*** Opening of Dataset entries ***
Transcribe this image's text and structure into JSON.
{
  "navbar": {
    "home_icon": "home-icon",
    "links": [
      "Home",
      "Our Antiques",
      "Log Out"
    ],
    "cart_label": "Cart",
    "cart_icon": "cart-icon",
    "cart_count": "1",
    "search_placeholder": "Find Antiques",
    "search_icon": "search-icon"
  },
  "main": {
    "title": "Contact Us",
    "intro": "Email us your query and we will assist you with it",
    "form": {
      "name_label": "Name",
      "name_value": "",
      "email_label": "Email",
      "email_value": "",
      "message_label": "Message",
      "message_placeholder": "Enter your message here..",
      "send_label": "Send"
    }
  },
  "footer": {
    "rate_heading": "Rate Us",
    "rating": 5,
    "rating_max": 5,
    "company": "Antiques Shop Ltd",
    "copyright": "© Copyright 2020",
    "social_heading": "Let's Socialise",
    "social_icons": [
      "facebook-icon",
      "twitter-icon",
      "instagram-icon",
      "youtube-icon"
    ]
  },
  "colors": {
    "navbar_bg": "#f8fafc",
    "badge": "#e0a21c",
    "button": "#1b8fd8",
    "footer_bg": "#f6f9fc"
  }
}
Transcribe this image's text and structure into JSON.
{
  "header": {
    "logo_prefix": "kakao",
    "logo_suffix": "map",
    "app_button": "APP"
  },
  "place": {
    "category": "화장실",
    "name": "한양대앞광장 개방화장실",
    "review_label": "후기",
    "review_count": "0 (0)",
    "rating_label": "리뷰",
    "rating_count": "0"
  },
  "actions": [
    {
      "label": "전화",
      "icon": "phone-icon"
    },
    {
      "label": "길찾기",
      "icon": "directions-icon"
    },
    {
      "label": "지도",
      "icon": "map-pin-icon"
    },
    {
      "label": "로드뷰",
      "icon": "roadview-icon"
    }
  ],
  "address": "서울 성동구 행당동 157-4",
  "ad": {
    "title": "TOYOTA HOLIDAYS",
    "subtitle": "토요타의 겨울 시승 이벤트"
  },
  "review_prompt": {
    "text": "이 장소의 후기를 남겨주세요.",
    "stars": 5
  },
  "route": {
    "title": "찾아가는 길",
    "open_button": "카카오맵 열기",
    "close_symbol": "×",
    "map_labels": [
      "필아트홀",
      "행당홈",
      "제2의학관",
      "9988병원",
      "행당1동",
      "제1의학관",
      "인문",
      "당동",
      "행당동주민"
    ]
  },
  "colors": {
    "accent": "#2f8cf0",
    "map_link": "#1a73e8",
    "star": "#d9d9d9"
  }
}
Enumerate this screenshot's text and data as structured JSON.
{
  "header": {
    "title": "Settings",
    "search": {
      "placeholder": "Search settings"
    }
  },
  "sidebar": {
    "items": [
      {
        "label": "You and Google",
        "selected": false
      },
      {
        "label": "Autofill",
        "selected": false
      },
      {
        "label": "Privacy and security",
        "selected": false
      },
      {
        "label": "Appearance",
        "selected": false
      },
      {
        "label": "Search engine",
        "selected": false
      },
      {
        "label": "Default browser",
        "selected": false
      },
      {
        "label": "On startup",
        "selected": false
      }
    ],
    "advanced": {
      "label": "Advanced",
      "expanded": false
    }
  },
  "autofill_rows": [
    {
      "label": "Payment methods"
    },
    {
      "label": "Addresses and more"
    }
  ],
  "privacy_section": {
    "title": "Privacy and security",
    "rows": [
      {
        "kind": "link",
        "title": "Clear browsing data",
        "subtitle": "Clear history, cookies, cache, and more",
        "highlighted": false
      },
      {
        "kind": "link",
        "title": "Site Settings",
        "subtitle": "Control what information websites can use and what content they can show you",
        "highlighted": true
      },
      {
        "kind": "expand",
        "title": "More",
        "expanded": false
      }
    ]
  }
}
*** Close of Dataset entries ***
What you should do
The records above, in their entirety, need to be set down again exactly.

Solution below
Transcribe this image's text and structure into JSON.
{
  "navbar": {
    "home_icon": "home-icon",
    "links": [
      "Home",
      "Our Antiques",
      "Log Out"
    ],
    "cart_label": "Cart",
    "cart_icon": "cart-icon",
    "cart_count": "1",
    "search_placeholder": "Find Antiques",
    "search_icon": "search-icon"
  },
  "main": {
    "title": "Contact Us",
    "intro": "Email us your query and we will assist you with it",
    "form": {
      "name_label": "Name",
      "name_value": "",
      "email_label": "Email",
      "email_value": "",
      "message_label": "Message",
      "message_placeholder": "Enter your message here..",
      "send_label": "Send"
    }
  },
  "footer": {
    "rate_heading": "Rate Us",
    "rating": 5,
    "rating_max": 5,
    "company": "Antiques Shop Ltd",
    "copyright": "© Copyright 2020",
    "social_heading": "Let's Socialise",
    "social_icons": [
      "facebook-icon",
      "twitter-icon",
      "instagram-icon",
      "youtube-icon"
    ]
  },
  "colors": {
    "navbar_bg": "#f8fafc",
    "badge": "#e0a21c",
    "button": "#1b8fd8",
    "footer_bg": "#f6f9fc"
  }
}
Transcribe this image's text and structure into JSON.
{
  "header": {
    "logo_prefix": "kakao",
    "logo_suffix": "map",
    "app_button": "APP"
  },
  "place": {
    "category": "화장실",
    "name": "한양대앞광장 개방화장실",
    "review_label": "후기",
    "review_count": "0 (0)",
    "rating_label": "리뷰",
    "rating_count": "0"
  },
  "actions": [
    {
      "label": "전화",
      "icon": "phone-icon"
    },
    {
      "label": "길찾기",
      "icon": "directions-icon"
    },
    {
      "label": "지도",
      "icon": "map-pin-icon"
    },
    {
      "label": "로드뷰",
      "icon": "roadview-icon"
    }
  ],
  "address": "서울 성동구 행당동 157-4",
  "ad": {
    "title": "TOYOTA HOLIDAYS",
    "subtitle": "토요타의 겨울 시승 이벤트"
  },
  "review_prompt": {
    "text": "이 장소의 후기를 남겨주세요.",
    "stars": 5
  },
  "route": {
    "title": "찾아가는 길",
    "open_button": "카카오맵 열기",
    "close_symbol": "×",
    "map_labels": [
      "필아트홀",
      "행당홈",
      "제2의학관",
      "9988병원",
      "행당1동",
      "제1의학관",
      "인문",
      "당동",
      "행당동주민"
    ]
  },
  "colors": {
    "accent": "#2f8cf0",
    "map_link": "#1a73e8",
    "star": "#d9d9d9"
  }
}
Enumerate this screenshot's text and data as structured JSON.
{
  "header": {
    "title": "Settings",
    "search": {
      "placeholder": "Search settings"
    }
  },
  "sidebar": {
    "items": [
      {
        "label": "You and Google",
        "selected": false
      },
      {
        "label": "Autofill",
        "selected": false
      },
      {
        "label": "Privacy and security",
        "selected": false
      },
      {
        "label": "Appearance",
        "selected": false
      },
      {
        "label": "Search engine",
        "selected": false
      },
      {
        "label": "Default browser",
        "selected": false
      },
      {
        "label": "On startup",
        "selected": false
      }
    ],
    "advanced": {
      "label": "Advanced",
      "expanded": false
    }
  },
  "autofill_rows": [
    {
      "label": "Payment methods"
    },
    {
      "label": "Addresses and more"
    }
  ],
  "privacy_section": {
    "title": "Privacy and security",
    "rows": [
      {
        "kind": "link",
        "title": "Clear browsing data",
        "subtitle": "Clear history, cookies, cache, and more",
        "highlighted": false
      },
      {
        "kind": "link",
        "title": "Site Settings",
        "subtitle": "Control what information websites can use and what content they can show you",
        "highlighted": true
      },
      {
        "kind": "expand",
        "title": "More",
        "expanded": false
      }
    ]
  }
}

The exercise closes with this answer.